Exercise: Only the records, repeated exactly, should make up the response.

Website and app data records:
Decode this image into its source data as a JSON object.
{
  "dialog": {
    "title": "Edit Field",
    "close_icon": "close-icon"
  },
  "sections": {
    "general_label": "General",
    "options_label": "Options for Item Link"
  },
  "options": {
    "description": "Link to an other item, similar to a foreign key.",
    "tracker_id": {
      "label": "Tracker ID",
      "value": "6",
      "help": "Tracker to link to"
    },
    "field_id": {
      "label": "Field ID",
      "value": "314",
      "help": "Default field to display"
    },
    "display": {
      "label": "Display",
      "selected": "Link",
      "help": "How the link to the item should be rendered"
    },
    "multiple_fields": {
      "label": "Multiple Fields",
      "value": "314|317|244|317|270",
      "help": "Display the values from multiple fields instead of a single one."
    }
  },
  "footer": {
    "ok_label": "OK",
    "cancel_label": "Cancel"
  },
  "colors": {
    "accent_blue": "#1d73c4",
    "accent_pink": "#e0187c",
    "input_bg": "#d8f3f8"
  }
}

Exercise output:
Decode this image into its source data as a JSON object.
{
  "dialog": {
    "title": "Edit Field",
    "close_icon": "close-icon"
  },
  "sections": {
    "general_label": "General",
    "options_label": "Options for Item Link"
  },
  "options": {
    "description": "Link to an other item, similar to a foreign key.",
    "tracker_id": {
      "label": "Tracker ID",
      "value": "6",
      "help": "Tracker to link to"
    },
    "field_id": {
      "label": "Field ID",
      "value": "314",
      "help": "Default field to display"
    },
    "display": {
      "label": "Display",
      "selected": "Link",
      "help": "How the link to the item should be rendered"
    },
    "multiple_fields": {
      "label": "Multiple Fields",
      "value": "314|317|244|317|270",
      "help": "Display the values from multiple fields instead of a single one."
    }
  },
  "footer": {
    "ok_label": "OK",
    "cancel_label": "Cancel"
  },
  "colors": {
    "accent_blue": "#1d73c4",
    "accent_pink": "#e0187c",
    "input_bg": "#d8f3f8"
  }
}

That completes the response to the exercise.